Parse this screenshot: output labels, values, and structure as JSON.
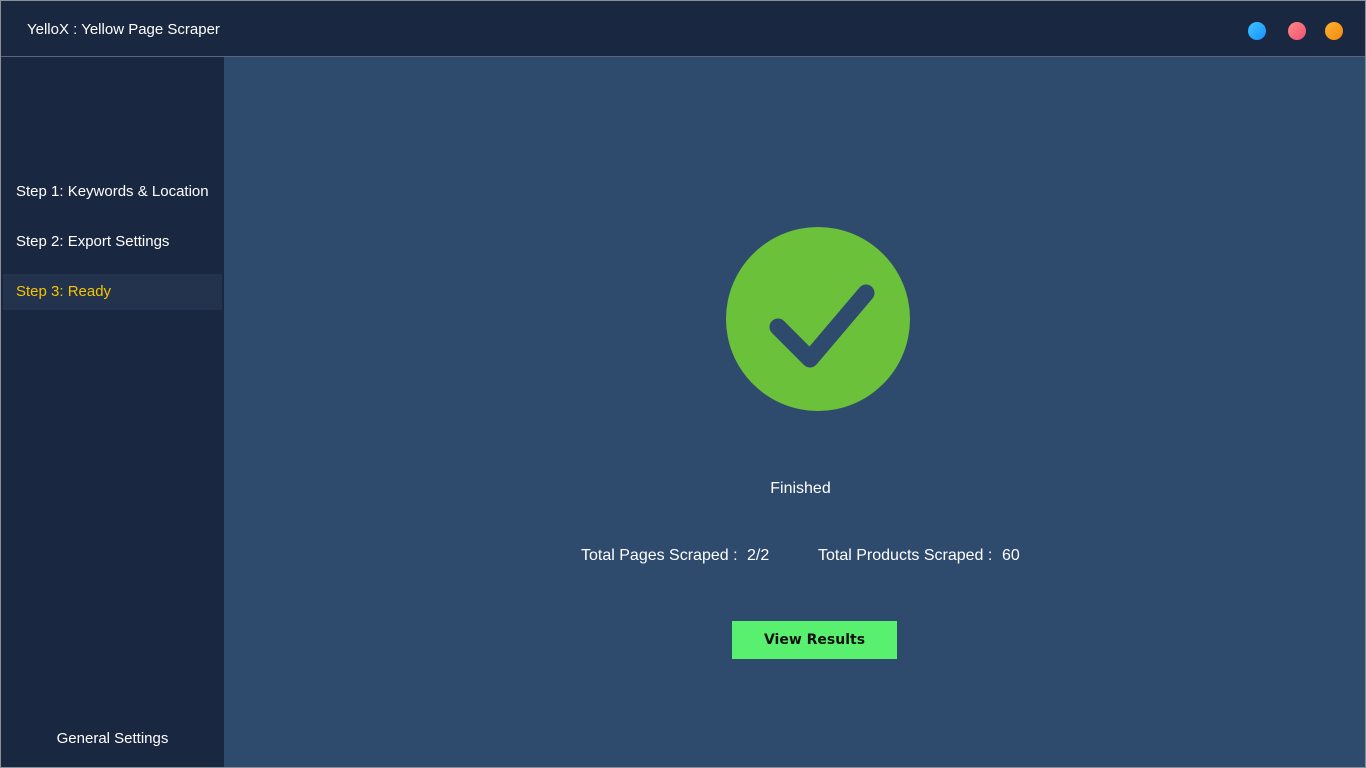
{
  "window": {
    "title": "YelloX : Yellow Page Scraper",
    "controls": [
      {
        "name": "blue-window-button",
        "color": "#1a8cff"
      },
      {
        "name": "pink-window-button",
        "color": "#f0507a"
      },
      {
        "name": "orange-window-button",
        "color": "#f08a10"
      }
    ]
  },
  "sidebar": {
    "items": [
      {
        "label": "Step 1: Keywords & Location",
        "active": false
      },
      {
        "label": "Step 2: Export Settings",
        "active": false
      },
      {
        "label": "Step 3: Ready",
        "active": true
      }
    ],
    "footer_label": "General Settings",
    "active_color": "#f5c400"
  },
  "main": {
    "icon": "check-circle-icon",
    "icon_color": "#6cc13b",
    "status": "Finished",
    "stats": {
      "pages_label": "Total Pages Scraped :",
      "pages_value": "2/2",
      "products_label": "Total Products Scraped :",
      "products_value": "60"
    },
    "button_label": "View Results",
    "button_color": "#5af06f"
  }
}
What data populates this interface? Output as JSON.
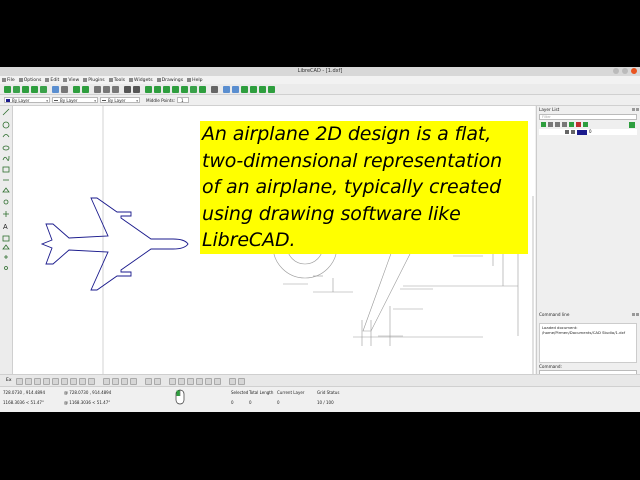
{
  "window": {
    "title": "LibreCAD - [1.dxf]"
  },
  "menu": [
    "File",
    "Options",
    "Edit",
    "View",
    "Plugins",
    "Tools",
    "Widgets",
    "Drawings",
    "Help"
  ],
  "pen_toolbar": {
    "color_label": "By Layer",
    "linetype_label": "By Layer",
    "width_label": "By Layer",
    "middle_points_label": "Middle Points:",
    "middle_points_value": "1"
  },
  "layer_list": {
    "title": "Layer List",
    "filter_placeholder": "Filter",
    "layer_name": "0"
  },
  "command_line": {
    "title": "Command line",
    "log": "Loaded document: /home/Pirmen/Documents/CAD Studio/1.dxf",
    "input_label": "Command:"
  },
  "snap_toolbar": {
    "ex_label": "Ex"
  },
  "status": {
    "coord_abs_1": "728.0730 , 914.4894",
    "coord_abs_2": "1168.3036 < 51.47°",
    "coord_rel_1": "@  728.0730 , 914.4894",
    "coord_rel_2": "@  1168.3036 < 51.47°",
    "selected_label": "Selected",
    "selected_value": "0",
    "total_length_label": "Total Length",
    "total_length_value": "0",
    "current_layer_label": "Current Layer",
    "current_layer_value": "0",
    "grid_status_label": "Grid Status",
    "grid_status_value": "10 / 100"
  },
  "caption": {
    "text": "An airplane 2D design is a flat, two-dimensional representation of an airplane, typically created using drawing software like LibreCAD."
  },
  "colors": {
    "accent_blue": "#1a1a8c",
    "highlight": "#ffff00",
    "toolbar_green": "#2e9e3e"
  }
}
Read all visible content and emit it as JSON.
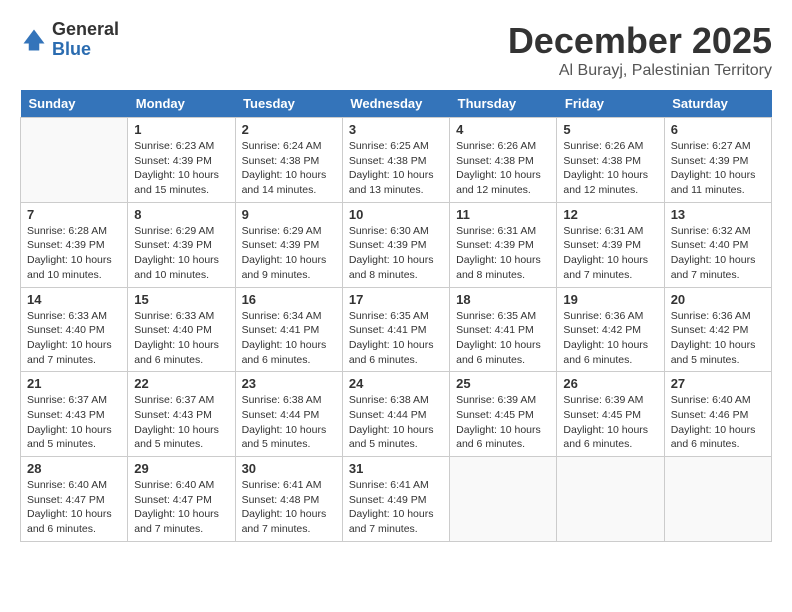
{
  "logo": {
    "general": "General",
    "blue": "Blue"
  },
  "title": "December 2025",
  "subtitle": "Al Burayj, Palestinian Territory",
  "days_of_week": [
    "Sunday",
    "Monday",
    "Tuesday",
    "Wednesday",
    "Thursday",
    "Friday",
    "Saturday"
  ],
  "weeks": [
    [
      {
        "day": "",
        "info": ""
      },
      {
        "day": "1",
        "info": "Sunrise: 6:23 AM\nSunset: 4:39 PM\nDaylight: 10 hours\nand 15 minutes."
      },
      {
        "day": "2",
        "info": "Sunrise: 6:24 AM\nSunset: 4:38 PM\nDaylight: 10 hours\nand 14 minutes."
      },
      {
        "day": "3",
        "info": "Sunrise: 6:25 AM\nSunset: 4:38 PM\nDaylight: 10 hours\nand 13 minutes."
      },
      {
        "day": "4",
        "info": "Sunrise: 6:26 AM\nSunset: 4:38 PM\nDaylight: 10 hours\nand 12 minutes."
      },
      {
        "day": "5",
        "info": "Sunrise: 6:26 AM\nSunset: 4:38 PM\nDaylight: 10 hours\nand 12 minutes."
      },
      {
        "day": "6",
        "info": "Sunrise: 6:27 AM\nSunset: 4:39 PM\nDaylight: 10 hours\nand 11 minutes."
      }
    ],
    [
      {
        "day": "7",
        "info": "Sunrise: 6:28 AM\nSunset: 4:39 PM\nDaylight: 10 hours\nand 10 minutes."
      },
      {
        "day": "8",
        "info": "Sunrise: 6:29 AM\nSunset: 4:39 PM\nDaylight: 10 hours\nand 10 minutes."
      },
      {
        "day": "9",
        "info": "Sunrise: 6:29 AM\nSunset: 4:39 PM\nDaylight: 10 hours\nand 9 minutes."
      },
      {
        "day": "10",
        "info": "Sunrise: 6:30 AM\nSunset: 4:39 PM\nDaylight: 10 hours\nand 8 minutes."
      },
      {
        "day": "11",
        "info": "Sunrise: 6:31 AM\nSunset: 4:39 PM\nDaylight: 10 hours\nand 8 minutes."
      },
      {
        "day": "12",
        "info": "Sunrise: 6:31 AM\nSunset: 4:39 PM\nDaylight: 10 hours\nand 7 minutes."
      },
      {
        "day": "13",
        "info": "Sunrise: 6:32 AM\nSunset: 4:40 PM\nDaylight: 10 hours\nand 7 minutes."
      }
    ],
    [
      {
        "day": "14",
        "info": "Sunrise: 6:33 AM\nSunset: 4:40 PM\nDaylight: 10 hours\nand 7 minutes."
      },
      {
        "day": "15",
        "info": "Sunrise: 6:33 AM\nSunset: 4:40 PM\nDaylight: 10 hours\nand 6 minutes."
      },
      {
        "day": "16",
        "info": "Sunrise: 6:34 AM\nSunset: 4:41 PM\nDaylight: 10 hours\nand 6 minutes."
      },
      {
        "day": "17",
        "info": "Sunrise: 6:35 AM\nSunset: 4:41 PM\nDaylight: 10 hours\nand 6 minutes."
      },
      {
        "day": "18",
        "info": "Sunrise: 6:35 AM\nSunset: 4:41 PM\nDaylight: 10 hours\nand 6 minutes."
      },
      {
        "day": "19",
        "info": "Sunrise: 6:36 AM\nSunset: 4:42 PM\nDaylight: 10 hours\nand 6 minutes."
      },
      {
        "day": "20",
        "info": "Sunrise: 6:36 AM\nSunset: 4:42 PM\nDaylight: 10 hours\nand 5 minutes."
      }
    ],
    [
      {
        "day": "21",
        "info": "Sunrise: 6:37 AM\nSunset: 4:43 PM\nDaylight: 10 hours\nand 5 minutes."
      },
      {
        "day": "22",
        "info": "Sunrise: 6:37 AM\nSunset: 4:43 PM\nDaylight: 10 hours\nand 5 minutes."
      },
      {
        "day": "23",
        "info": "Sunrise: 6:38 AM\nSunset: 4:44 PM\nDaylight: 10 hours\nand 5 minutes."
      },
      {
        "day": "24",
        "info": "Sunrise: 6:38 AM\nSunset: 4:44 PM\nDaylight: 10 hours\nand 5 minutes."
      },
      {
        "day": "25",
        "info": "Sunrise: 6:39 AM\nSunset: 4:45 PM\nDaylight: 10 hours\nand 6 minutes."
      },
      {
        "day": "26",
        "info": "Sunrise: 6:39 AM\nSunset: 4:45 PM\nDaylight: 10 hours\nand 6 minutes."
      },
      {
        "day": "27",
        "info": "Sunrise: 6:40 AM\nSunset: 4:46 PM\nDaylight: 10 hours\nand 6 minutes."
      }
    ],
    [
      {
        "day": "28",
        "info": "Sunrise: 6:40 AM\nSunset: 4:47 PM\nDaylight: 10 hours\nand 6 minutes."
      },
      {
        "day": "29",
        "info": "Sunrise: 6:40 AM\nSunset: 4:47 PM\nDaylight: 10 hours\nand 7 minutes."
      },
      {
        "day": "30",
        "info": "Sunrise: 6:41 AM\nSunset: 4:48 PM\nDaylight: 10 hours\nand 7 minutes."
      },
      {
        "day": "31",
        "info": "Sunrise: 6:41 AM\nSunset: 4:49 PM\nDaylight: 10 hours\nand 7 minutes."
      },
      {
        "day": "",
        "info": ""
      },
      {
        "day": "",
        "info": ""
      },
      {
        "day": "",
        "info": ""
      }
    ]
  ]
}
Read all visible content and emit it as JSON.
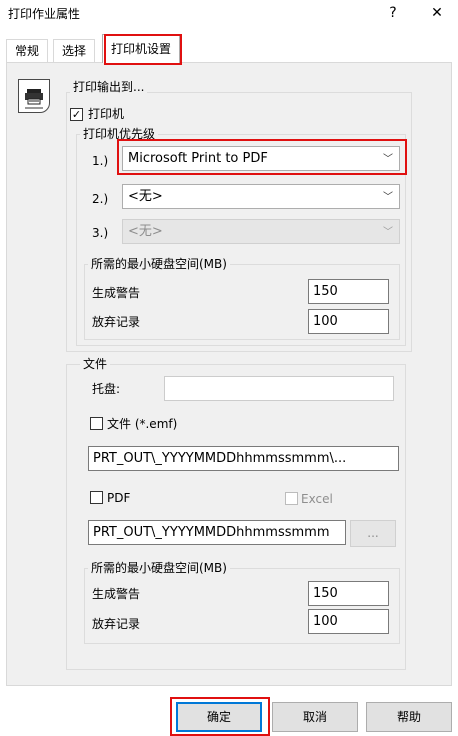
{
  "window": {
    "title": "打印作业属性",
    "help_glyph": "?",
    "close_glyph": "✕"
  },
  "tabs": [
    {
      "label": "常规"
    },
    {
      "label": "选择"
    },
    {
      "label": "打印机设置"
    }
  ],
  "output": {
    "heading": "打印输出到...",
    "printer_checkbox_label": "打印机",
    "printer_checked": true
  },
  "priority": {
    "heading": "打印机优先级",
    "rows": [
      {
        "num": "1.)",
        "value": "Microsoft Print to PDF",
        "enabled": true
      },
      {
        "num": "2.)",
        "value": "<无>",
        "enabled": true
      },
      {
        "num": "3.)",
        "value": "<无>",
        "enabled": false
      }
    ]
  },
  "disk1": {
    "heading": "所需的最小硬盘空间(MB)",
    "warn_label": "生成警告",
    "warn_value": "150",
    "abort_label": "放弃记录",
    "abort_value": "100"
  },
  "file": {
    "heading": "文件",
    "tray_label": "托盘:",
    "tray_value": "",
    "emf_label": "文件 (*.emf)",
    "emf_checked": false,
    "emf_path": "PRT_OUT\\_YYYYMMDDhhmmssmmm\\...",
    "pdf_label": "PDF",
    "pdf_checked": false,
    "excel_label": "Excel",
    "excel_checked": false,
    "pdf_path": "PRT_OUT\\_YYYYMMDDhhmmssmmm",
    "browse_label": "..."
  },
  "disk2": {
    "heading": "所需的最小硬盘空间(MB)",
    "warn_label": "生成警告",
    "warn_value": "150",
    "abort_label": "放弃记录",
    "abort_value": "100"
  },
  "footer": {
    "ok_label": "确定",
    "cancel_label": "取消",
    "help_label": "帮助"
  },
  "colors": {
    "highlight": "#e01010",
    "focus_blue": "#0078d7",
    "panel_bg": "#f0f0f0"
  }
}
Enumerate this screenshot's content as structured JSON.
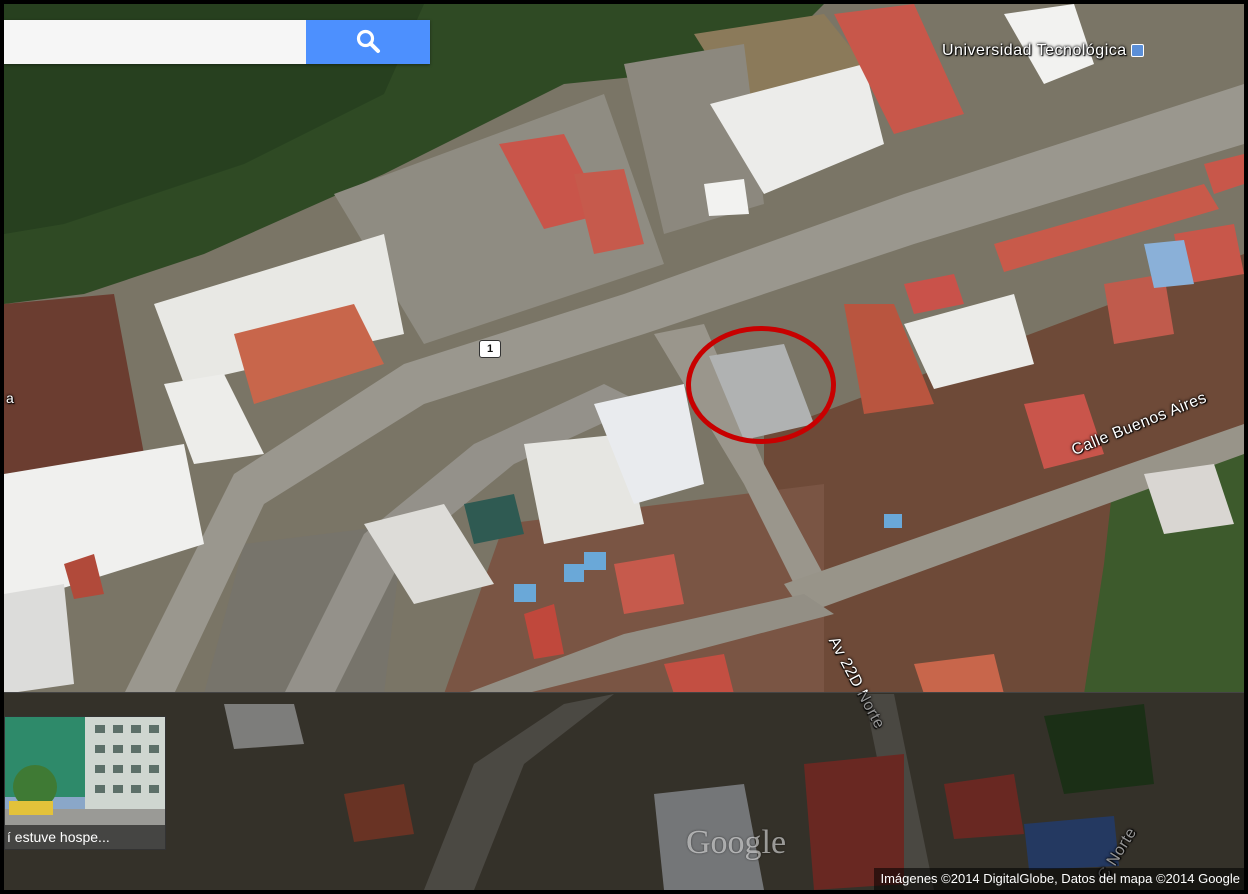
{
  "search": {
    "placeholder": "",
    "value": "",
    "button_icon": "search-icon"
  },
  "labels": {
    "university": "Universidad Tecnológica",
    "calle_buenos_aires": "Calle Buenos Aires",
    "av_22d_norte": "Av 22D Norte",
    "c_norte": "C Norte",
    "edge_fragment": "a"
  },
  "route_shield": "1",
  "street_view": {
    "caption": "í estuve hospe..."
  },
  "watermark": "Google",
  "attribution": "Imágenes ©2014 DigitalGlobe, Datos del mapa ©2014 Google",
  "colors": {
    "search_button": "#4d90fe",
    "highlight_circle": "#c80000"
  }
}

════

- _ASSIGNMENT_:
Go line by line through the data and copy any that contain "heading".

- _WRITTEN RESPONSE_:
    "heading": "打印输出到...",
    "heading": "打印机优先级",
    "heading": "所需的最小硬盘空间(MB)",
    "heading": "文件",
    "heading": "所需的最小硬盘空间(MB)",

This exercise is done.